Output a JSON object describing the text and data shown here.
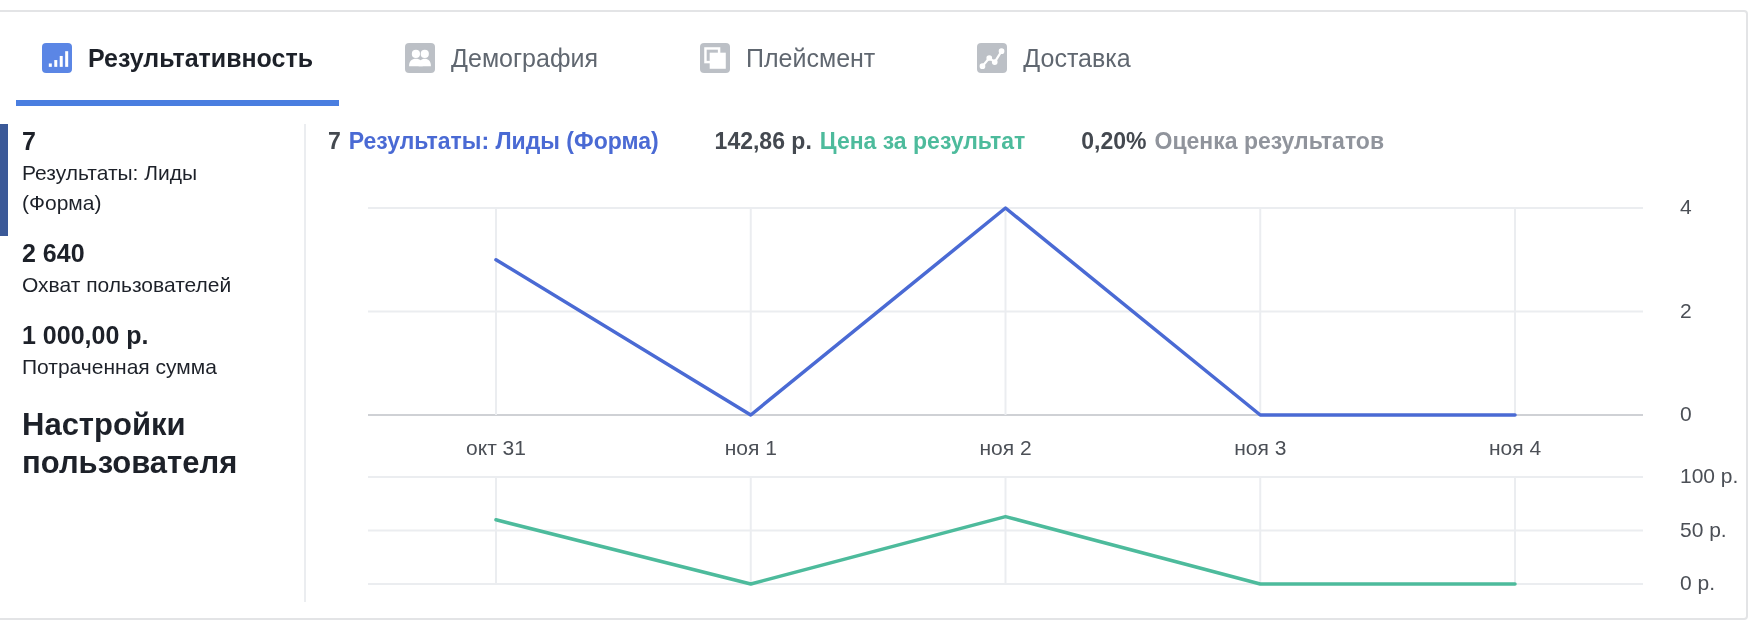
{
  "tabs": [
    {
      "label": "Результативность",
      "selected": true
    },
    {
      "label": "Демография",
      "selected": false
    },
    {
      "label": "Плейсмент",
      "selected": false
    },
    {
      "label": "Доставка",
      "selected": false
    }
  ],
  "summary": [
    {
      "value": "7",
      "label": "Результаты: Лиды (Форма)",
      "selected": true
    },
    {
      "value": "2 640",
      "label": "Охват пользователей",
      "selected": false
    },
    {
      "value": "1 000,00 р.",
      "label": "Потраченная сумма",
      "selected": false
    }
  ],
  "settings_title": "Настройки пользователя",
  "legend": [
    {
      "value": "7",
      "label": "Результаты: Лиды (Форма)",
      "color": "#4a6ad4"
    },
    {
      "value": "142,86 р.",
      "label": "Цена за результат",
      "color": "#4dbb9c"
    },
    {
      "value": "0,20%",
      "label": "Оценка результатов",
      "color": "#90949c"
    }
  ],
  "charts": [
    {
      "chart_data": {
        "type": "line",
        "categories": [
          "окт 31",
          "ноя 1",
          "ноя 2",
          "ноя 3",
          "ноя 4"
        ],
        "series": [
          {
            "color": "#4a6ad4",
            "values": [
              3,
              0,
              4,
              0,
              0
            ]
          }
        ],
        "grid": true,
        "ylim": [
          0,
          4
        ],
        "yticks": [
          0,
          2,
          4
        ]
      }
    },
    {
      "chart_data": {
        "type": "line",
        "series": [
          {
            "color": "#4dbb9c",
            "values": [
              60,
              0,
              63,
              0,
              0
            ]
          }
        ],
        "grid": true,
        "ylim": [
          0,
          100
        ],
        "yticks": [
          {
            "value": 0,
            "label": "0 р."
          },
          {
            "value": 50,
            "label": "50 р."
          },
          {
            "value": 100,
            "label": "100 р."
          }
        ]
      }
    }
  ]
}
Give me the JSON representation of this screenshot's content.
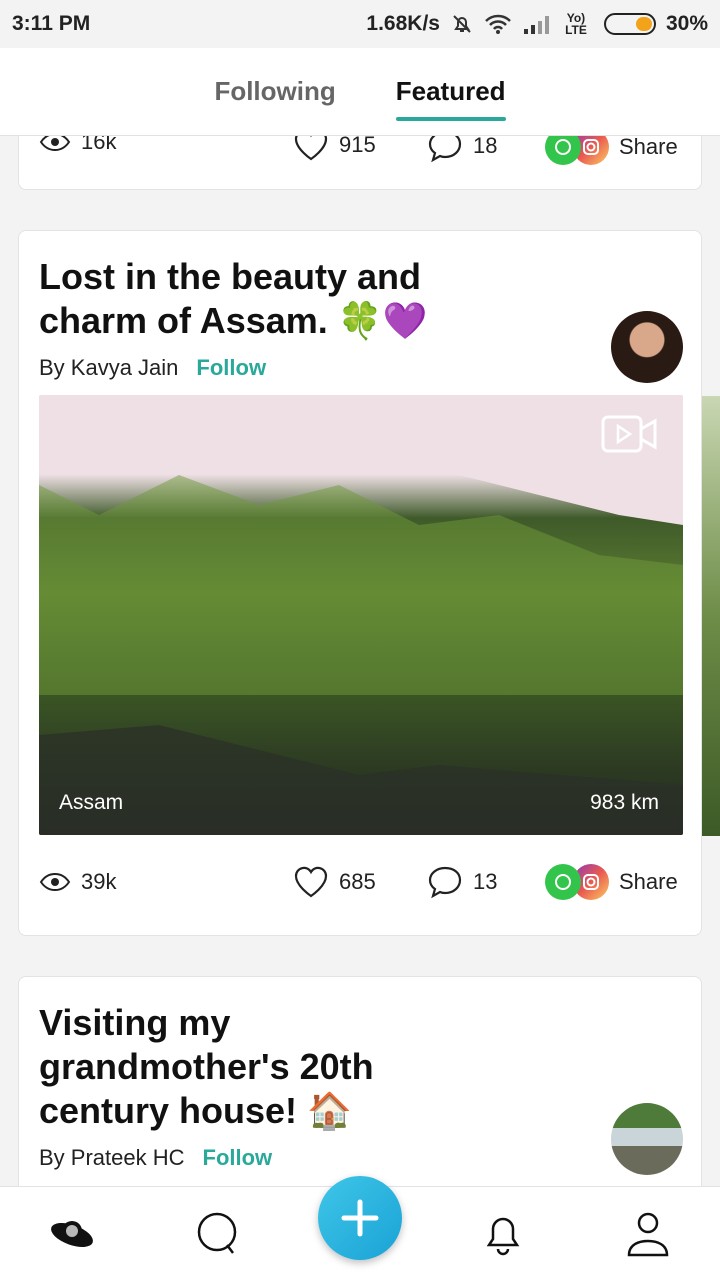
{
  "status_bar": {
    "time": "3:11 PM",
    "network_speed": "1.68K/s",
    "volte": "Yo) LTE",
    "battery": "30%"
  },
  "tabs": [
    {
      "label": "Following",
      "active": false
    },
    {
      "label": "Featured",
      "active": true
    }
  ],
  "prev_card": {
    "views": "16k",
    "likes": "915",
    "comments": "18",
    "share_label": "Share"
  },
  "cards": [
    {
      "title_line1": "Lost in the beauty and",
      "title_line2": "charm of Assam. 🍀💜",
      "author": "By Kavya Jain",
      "follow_label": "Follow",
      "location": "Assam",
      "distance": "983 km",
      "views": "39k",
      "likes": "685",
      "comments": "13",
      "share_label": "Share"
    },
    {
      "title_line1": "Visiting my",
      "title_line2": "grandmother's 20th",
      "title_line3": "century house! 🏠",
      "author": "By Prateek HC",
      "follow_label": "Follow"
    }
  ],
  "bottom_nav": [
    "home-icon",
    "search-icon",
    "add-icon",
    "notifications-icon",
    "profile-icon"
  ],
  "colors": {
    "accent": "#2aa99b",
    "fab": "#1aa2d6"
  }
}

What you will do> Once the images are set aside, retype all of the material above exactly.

Exercise result>
Output a JSON object describing the text and data shown here.
{
  "tabs": [
    {
      "label": "Результативность",
      "selected": true
    },
    {
      "label": "Демография",
      "selected": false
    },
    {
      "label": "Плейсмент",
      "selected": false
    },
    {
      "label": "Доставка",
      "selected": false
    }
  ],
  "summary": [
    {
      "value": "7",
      "label": "Результаты: Лиды (Форма)",
      "selected": true
    },
    {
      "value": "2 640",
      "label": "Охват пользователей",
      "selected": false
    },
    {
      "value": "1 000,00 р.",
      "label": "Потраченная сумма",
      "selected": false
    }
  ],
  "settings_title": "Настройки пользователя",
  "legend": [
    {
      "value": "7",
      "label": "Результаты: Лиды (Форма)",
      "color": "#4a6ad4"
    },
    {
      "value": "142,86 р.",
      "label": "Цена за результат",
      "color": "#4dbb9c"
    },
    {
      "value": "0,20%",
      "label": "Оценка результатов",
      "color": "#90949c"
    }
  ],
  "charts": [
    {
      "chart_data": {
        "type": "line",
        "categories": [
          "окт 31",
          "ноя 1",
          "ноя 2",
          "ноя 3",
          "ноя 4"
        ],
        "series": [
          {
            "color": "#4a6ad4",
            "values": [
              3,
              0,
              4,
              0,
              0
            ]
          }
        ],
        "grid": true,
        "ylim": [
          0,
          4
        ],
        "yticks": [
          0,
          2,
          4
        ]
      }
    },
    {
      "chart_data": {
        "type": "line",
        "series": [
          {
            "color": "#4dbb9c",
            "values": [
              60,
              0,
              63,
              0,
              0
            ]
          }
        ],
        "grid": true,
        "ylim": [
          0,
          100
        ],
        "yticks": [
          {
            "value": 0,
            "label": "0 р."
          },
          {
            "value": 50,
            "label": "50 р."
          },
          {
            "value": 100,
            "label": "100 р."
          }
        ]
      }
    }
  ]
}
Give me the JSON representation of this screenshot's content.
{
  "status_bar": {
    "time": "3:11 PM",
    "network_speed": "1.68K/s",
    "volte": "Yo) LTE",
    "battery": "30%"
  },
  "tabs": [
    {
      "label": "Following",
      "active": false
    },
    {
      "label": "Featured",
      "active": true
    }
  ],
  "prev_card": {
    "views": "16k",
    "likes": "915",
    "comments": "18",
    "share_label": "Share"
  },
  "cards": [
    {
      "title_line1": "Lost in the beauty and",
      "title_line2": "charm of Assam. 🍀💜",
      "author": "By Kavya Jain",
      "follow_label": "Follow",
      "location": "Assam",
      "distance": "983 km",
      "views": "39k",
      "likes": "685",
      "comments": "13",
      "share_label": "Share"
    },
    {
      "title_line1": "Visiting my",
      "title_line2": "grandmother's 20th",
      "title_line3": "century house! 🏠",
      "author": "By Prateek HC",
      "follow_label": "Follow"
    }
  ],
  "bottom_nav": [
    "home-icon",
    "search-icon",
    "add-icon",
    "notifications-icon",
    "profile-icon"
  ],
  "colors": {
    "accent": "#2aa99b",
    "fab": "#1aa2d6"
  }
}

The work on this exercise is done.